The figures typically must be either black and white drawings or black and white photographs.  However, color drawings may be included when they are “the only practical medium” to convey the information being conveyed by the figure.[9]  The color drawing or photograph must be of sufficient quality that it can be reproduced in black and white in the printed patent.  Any time a color drawing is filed, it must be accompanied by a petition for entry, payment of the fee set forth in 37 C.F.R. § 1.17(h), and inclusion of the following statement as the first paragraph of the Brief Description of the Drawings section:

The patent or application file contains at least one drawing executed in color. Copies of this patent or patent application publication with color drawing(s) will be provided by the Office upon request and payment of the necessary fee.

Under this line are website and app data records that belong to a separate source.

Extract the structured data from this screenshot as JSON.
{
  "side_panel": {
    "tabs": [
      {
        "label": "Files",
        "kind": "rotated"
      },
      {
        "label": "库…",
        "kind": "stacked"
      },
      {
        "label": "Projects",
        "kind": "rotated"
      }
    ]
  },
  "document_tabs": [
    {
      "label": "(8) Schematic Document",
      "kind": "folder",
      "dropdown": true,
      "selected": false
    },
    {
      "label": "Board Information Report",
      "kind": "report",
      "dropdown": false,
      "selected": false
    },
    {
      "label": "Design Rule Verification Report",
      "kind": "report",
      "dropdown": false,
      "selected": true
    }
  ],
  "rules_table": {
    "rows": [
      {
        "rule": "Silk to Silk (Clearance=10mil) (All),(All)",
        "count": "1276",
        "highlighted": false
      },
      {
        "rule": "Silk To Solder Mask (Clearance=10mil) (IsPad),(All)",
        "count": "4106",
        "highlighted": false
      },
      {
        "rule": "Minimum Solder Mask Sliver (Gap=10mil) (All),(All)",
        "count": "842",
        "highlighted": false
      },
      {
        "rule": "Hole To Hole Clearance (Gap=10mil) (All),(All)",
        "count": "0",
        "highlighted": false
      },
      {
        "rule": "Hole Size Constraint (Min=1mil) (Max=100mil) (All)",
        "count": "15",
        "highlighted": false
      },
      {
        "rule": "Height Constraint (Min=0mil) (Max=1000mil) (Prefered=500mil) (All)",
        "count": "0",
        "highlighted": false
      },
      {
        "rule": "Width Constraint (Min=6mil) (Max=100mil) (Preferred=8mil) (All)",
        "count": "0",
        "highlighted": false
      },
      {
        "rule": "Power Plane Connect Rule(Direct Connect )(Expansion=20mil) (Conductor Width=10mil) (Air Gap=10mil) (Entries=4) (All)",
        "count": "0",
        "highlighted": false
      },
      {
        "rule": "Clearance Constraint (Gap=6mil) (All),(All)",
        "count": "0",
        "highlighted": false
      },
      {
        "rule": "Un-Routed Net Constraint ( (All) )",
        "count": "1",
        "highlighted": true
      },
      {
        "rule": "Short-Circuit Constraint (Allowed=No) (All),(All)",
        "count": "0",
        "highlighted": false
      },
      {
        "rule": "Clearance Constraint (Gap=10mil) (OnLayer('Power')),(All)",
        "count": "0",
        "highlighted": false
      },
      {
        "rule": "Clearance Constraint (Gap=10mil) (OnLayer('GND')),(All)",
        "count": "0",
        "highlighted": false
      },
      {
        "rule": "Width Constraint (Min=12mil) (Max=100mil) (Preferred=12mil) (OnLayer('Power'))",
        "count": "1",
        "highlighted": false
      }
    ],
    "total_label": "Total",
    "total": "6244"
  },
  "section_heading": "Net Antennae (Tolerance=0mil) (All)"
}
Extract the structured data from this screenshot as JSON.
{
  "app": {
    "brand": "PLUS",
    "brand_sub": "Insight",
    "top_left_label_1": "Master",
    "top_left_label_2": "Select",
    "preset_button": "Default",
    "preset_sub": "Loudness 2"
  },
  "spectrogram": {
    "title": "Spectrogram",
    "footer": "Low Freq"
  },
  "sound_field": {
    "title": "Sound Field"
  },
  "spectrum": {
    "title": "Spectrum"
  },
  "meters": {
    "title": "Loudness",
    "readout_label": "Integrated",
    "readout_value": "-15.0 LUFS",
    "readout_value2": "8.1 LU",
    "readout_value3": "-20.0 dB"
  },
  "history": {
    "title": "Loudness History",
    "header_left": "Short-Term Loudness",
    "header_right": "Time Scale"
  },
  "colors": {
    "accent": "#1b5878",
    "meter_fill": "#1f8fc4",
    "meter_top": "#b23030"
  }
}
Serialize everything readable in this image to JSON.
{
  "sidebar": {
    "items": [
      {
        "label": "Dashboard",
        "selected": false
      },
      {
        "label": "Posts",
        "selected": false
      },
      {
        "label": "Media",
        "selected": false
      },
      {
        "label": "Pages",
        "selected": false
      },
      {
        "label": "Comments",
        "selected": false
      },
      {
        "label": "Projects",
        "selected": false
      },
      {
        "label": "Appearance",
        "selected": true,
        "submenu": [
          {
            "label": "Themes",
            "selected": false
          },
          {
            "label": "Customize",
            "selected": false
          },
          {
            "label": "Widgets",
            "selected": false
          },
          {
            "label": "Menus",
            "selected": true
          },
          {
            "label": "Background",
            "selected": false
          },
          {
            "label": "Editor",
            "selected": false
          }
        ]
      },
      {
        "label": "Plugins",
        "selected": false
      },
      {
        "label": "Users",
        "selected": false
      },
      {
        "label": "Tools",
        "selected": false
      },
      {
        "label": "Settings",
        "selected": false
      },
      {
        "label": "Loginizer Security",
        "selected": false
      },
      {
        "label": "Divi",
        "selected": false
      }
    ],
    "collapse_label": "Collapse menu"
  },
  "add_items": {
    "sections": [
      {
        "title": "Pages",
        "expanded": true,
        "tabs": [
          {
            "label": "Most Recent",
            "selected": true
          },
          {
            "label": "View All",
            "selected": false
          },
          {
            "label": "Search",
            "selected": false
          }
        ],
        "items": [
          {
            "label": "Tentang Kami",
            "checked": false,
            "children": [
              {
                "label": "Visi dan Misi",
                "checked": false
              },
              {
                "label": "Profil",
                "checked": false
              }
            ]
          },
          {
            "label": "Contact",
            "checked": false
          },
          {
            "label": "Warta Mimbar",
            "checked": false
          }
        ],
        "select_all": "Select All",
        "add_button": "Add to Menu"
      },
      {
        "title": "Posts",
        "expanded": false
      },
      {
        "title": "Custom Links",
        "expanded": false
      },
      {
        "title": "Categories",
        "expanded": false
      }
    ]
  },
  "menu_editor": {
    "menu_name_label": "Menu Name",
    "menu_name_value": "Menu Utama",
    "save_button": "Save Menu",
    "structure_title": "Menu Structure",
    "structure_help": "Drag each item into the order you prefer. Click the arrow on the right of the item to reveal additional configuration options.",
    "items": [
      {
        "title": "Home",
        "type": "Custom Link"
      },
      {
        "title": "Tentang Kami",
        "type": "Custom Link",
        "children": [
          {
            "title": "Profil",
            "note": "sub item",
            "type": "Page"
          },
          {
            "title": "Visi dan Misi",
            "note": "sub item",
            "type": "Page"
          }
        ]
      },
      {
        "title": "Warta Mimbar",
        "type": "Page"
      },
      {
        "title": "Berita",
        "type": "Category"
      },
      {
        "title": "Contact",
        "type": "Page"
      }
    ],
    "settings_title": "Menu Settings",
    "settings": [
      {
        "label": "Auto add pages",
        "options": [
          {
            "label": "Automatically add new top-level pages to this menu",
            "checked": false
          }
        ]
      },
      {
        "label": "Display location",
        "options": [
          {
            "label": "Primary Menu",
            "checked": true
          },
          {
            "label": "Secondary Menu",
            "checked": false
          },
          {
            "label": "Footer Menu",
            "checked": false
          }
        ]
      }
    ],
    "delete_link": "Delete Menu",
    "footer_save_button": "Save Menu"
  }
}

When filed in paper (which is rare), three (3) copies of the color drawing must be submitted.  This is not required when filed via EFS-Web.

There you have it.  Next time you are preparing drawings for a patent application, be sure to remember these tips.  And remember, working out the smaller details upfront can reduce headache and frustration later.

[1] 37 C.F.R. 1.84 (f) & (g).
[2] 37 C.F.R. 1.84 (i).
[3] 37 C.F.R. 1.84 (p)(3).
[4] 37 C.F.R. 1.84 (i).
[5] 37 C.F.R. 1.84 (u).
[6] 37 C.F.R. 1.84 (t).
[7] 37 C.F.R. 1.84 (c). 
[8] 37 C.F.R. 1.74 and M.P.E.P. 608.01(f).
[9] 37 C.F.R. 1.84 (a)(2) and (b). 


We use cookies to give you the best online experience. By agreeing you accept the use of cookies in accordance with our cookie policy.